| Task description |
Search the listing for the word "Linda" and return each line that contains it.
════════════════
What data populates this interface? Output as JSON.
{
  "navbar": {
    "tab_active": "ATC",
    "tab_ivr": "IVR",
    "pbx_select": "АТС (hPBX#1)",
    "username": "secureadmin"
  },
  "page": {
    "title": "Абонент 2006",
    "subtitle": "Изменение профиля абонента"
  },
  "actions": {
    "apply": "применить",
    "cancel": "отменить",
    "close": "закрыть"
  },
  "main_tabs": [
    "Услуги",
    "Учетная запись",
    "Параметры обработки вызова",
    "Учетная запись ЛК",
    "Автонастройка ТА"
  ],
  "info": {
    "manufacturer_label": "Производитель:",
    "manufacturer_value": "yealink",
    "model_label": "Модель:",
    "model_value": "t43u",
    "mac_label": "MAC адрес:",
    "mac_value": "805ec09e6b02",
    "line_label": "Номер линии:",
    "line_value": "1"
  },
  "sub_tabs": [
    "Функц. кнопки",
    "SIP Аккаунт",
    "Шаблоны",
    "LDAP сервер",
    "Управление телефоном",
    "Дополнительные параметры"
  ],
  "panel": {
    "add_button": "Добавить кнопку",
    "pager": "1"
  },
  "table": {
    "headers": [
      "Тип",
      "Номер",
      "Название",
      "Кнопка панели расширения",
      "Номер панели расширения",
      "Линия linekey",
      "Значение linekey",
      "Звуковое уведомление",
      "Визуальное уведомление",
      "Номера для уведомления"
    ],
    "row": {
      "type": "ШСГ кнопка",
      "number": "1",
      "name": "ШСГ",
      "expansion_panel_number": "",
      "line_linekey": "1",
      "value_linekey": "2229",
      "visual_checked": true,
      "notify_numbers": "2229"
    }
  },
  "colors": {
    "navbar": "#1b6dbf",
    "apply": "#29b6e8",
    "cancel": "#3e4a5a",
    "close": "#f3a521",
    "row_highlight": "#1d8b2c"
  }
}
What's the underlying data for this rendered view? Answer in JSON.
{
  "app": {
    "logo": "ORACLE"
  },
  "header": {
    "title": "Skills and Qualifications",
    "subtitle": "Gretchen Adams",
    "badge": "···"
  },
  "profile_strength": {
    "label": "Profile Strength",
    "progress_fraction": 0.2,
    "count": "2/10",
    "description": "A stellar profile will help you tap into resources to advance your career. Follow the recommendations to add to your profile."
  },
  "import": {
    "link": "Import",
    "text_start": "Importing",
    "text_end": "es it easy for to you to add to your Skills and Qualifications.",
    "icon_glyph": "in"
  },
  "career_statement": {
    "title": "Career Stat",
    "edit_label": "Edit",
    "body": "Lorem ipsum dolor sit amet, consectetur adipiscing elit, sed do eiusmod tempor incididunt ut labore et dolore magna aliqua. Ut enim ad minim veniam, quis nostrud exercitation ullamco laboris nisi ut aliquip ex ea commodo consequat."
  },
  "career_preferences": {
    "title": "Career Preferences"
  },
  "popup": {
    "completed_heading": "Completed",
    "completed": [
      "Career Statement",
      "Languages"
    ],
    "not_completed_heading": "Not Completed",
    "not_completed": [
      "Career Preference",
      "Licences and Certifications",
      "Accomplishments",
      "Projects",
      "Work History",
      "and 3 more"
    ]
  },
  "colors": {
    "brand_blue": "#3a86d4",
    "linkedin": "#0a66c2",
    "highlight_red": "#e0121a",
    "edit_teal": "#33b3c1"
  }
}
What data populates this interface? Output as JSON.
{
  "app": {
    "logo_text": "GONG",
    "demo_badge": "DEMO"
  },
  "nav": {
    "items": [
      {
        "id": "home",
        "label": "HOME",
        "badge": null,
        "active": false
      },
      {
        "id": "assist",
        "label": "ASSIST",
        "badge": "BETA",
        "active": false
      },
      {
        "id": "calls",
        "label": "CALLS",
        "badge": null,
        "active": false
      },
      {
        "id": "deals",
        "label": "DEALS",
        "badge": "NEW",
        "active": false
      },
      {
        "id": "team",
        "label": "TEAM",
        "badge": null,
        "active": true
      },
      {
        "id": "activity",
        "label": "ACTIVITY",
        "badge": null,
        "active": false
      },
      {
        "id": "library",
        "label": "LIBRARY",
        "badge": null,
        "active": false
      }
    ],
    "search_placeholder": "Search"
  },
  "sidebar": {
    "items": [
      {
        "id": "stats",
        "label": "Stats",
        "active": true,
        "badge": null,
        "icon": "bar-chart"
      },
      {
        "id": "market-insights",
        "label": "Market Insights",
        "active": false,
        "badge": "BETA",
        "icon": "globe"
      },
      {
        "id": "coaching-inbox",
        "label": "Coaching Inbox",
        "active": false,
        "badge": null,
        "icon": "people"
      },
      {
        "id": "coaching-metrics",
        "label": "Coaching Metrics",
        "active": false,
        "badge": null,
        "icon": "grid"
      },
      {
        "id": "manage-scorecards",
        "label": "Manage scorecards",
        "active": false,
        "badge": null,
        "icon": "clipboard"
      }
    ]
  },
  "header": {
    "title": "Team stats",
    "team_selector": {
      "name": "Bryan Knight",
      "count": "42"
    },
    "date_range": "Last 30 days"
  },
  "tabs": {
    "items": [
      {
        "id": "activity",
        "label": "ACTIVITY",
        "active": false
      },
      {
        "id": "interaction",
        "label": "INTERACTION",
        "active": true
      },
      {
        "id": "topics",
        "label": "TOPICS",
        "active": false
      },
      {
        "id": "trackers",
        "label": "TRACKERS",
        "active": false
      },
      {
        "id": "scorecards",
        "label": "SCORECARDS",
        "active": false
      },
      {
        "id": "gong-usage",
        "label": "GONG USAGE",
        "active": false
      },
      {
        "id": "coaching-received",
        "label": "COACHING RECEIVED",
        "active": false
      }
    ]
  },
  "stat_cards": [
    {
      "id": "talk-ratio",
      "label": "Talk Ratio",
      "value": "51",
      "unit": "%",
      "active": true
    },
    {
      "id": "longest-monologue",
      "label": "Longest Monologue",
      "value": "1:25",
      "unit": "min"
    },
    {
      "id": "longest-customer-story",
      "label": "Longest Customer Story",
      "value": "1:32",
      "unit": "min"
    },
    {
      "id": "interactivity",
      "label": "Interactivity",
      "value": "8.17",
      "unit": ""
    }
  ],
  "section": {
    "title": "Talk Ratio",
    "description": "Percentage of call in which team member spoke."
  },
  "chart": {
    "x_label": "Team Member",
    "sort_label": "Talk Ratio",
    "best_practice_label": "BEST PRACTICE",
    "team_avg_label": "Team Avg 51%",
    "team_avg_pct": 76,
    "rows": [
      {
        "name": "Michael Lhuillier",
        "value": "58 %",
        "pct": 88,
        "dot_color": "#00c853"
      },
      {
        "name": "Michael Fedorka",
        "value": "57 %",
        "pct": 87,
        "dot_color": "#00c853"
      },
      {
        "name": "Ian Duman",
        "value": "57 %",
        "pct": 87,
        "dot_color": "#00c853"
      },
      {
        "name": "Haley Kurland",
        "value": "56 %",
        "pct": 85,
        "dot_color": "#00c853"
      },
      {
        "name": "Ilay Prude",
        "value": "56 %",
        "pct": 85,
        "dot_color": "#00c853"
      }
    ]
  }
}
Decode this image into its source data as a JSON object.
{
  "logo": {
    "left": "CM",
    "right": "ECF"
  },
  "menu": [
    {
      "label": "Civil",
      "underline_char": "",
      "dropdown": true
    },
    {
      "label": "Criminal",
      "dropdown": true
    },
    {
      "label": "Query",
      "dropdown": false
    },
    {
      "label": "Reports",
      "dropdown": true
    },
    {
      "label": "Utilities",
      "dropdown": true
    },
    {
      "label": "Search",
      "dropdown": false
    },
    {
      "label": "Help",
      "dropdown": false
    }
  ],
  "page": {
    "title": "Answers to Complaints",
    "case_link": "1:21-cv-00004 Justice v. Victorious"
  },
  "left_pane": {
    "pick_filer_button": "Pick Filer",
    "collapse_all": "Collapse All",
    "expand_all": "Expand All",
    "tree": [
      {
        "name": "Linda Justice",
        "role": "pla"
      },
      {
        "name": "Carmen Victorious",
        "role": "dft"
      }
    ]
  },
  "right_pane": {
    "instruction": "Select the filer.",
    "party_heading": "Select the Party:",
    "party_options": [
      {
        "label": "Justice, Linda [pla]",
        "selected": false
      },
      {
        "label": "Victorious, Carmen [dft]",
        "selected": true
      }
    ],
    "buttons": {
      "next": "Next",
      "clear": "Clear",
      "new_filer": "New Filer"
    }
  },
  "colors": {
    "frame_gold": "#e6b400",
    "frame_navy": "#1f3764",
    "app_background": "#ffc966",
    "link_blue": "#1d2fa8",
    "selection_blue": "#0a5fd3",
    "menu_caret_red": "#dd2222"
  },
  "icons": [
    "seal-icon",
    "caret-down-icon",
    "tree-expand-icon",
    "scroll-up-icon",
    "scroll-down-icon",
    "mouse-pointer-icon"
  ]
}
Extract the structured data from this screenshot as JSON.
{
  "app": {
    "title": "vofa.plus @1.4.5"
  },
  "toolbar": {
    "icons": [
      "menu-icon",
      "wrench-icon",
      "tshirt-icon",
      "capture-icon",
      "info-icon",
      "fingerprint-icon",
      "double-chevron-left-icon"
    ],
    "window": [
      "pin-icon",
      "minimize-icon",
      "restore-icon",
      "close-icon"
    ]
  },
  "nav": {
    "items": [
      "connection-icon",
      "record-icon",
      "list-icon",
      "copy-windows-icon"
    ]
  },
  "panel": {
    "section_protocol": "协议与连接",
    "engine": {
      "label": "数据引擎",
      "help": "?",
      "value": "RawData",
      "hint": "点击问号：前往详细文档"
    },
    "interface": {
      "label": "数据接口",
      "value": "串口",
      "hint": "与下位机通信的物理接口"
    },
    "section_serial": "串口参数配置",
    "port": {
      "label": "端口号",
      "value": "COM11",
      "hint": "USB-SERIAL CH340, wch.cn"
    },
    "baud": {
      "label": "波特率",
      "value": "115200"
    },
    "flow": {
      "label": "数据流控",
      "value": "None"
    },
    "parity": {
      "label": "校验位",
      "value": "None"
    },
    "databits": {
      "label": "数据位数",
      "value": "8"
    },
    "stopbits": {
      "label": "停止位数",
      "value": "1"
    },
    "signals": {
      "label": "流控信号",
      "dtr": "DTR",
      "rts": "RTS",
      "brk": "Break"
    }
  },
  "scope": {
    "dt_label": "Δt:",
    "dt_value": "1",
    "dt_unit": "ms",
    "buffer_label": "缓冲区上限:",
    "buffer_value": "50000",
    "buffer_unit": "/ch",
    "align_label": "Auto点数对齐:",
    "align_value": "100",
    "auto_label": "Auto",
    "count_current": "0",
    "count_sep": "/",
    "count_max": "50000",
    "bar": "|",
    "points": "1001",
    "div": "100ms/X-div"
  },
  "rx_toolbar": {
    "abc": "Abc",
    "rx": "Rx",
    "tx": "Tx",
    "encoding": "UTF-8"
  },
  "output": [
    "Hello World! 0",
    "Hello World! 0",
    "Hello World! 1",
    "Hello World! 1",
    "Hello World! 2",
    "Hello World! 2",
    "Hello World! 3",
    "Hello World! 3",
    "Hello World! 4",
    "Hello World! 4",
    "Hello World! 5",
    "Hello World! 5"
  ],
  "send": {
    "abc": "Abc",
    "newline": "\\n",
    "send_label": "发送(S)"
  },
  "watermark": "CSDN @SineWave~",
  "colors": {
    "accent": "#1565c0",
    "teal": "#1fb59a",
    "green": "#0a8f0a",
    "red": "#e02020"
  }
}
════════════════
| Answer to the problem |
        "name": "Linda Justice",
        "label": "Justice, Linda [pla]",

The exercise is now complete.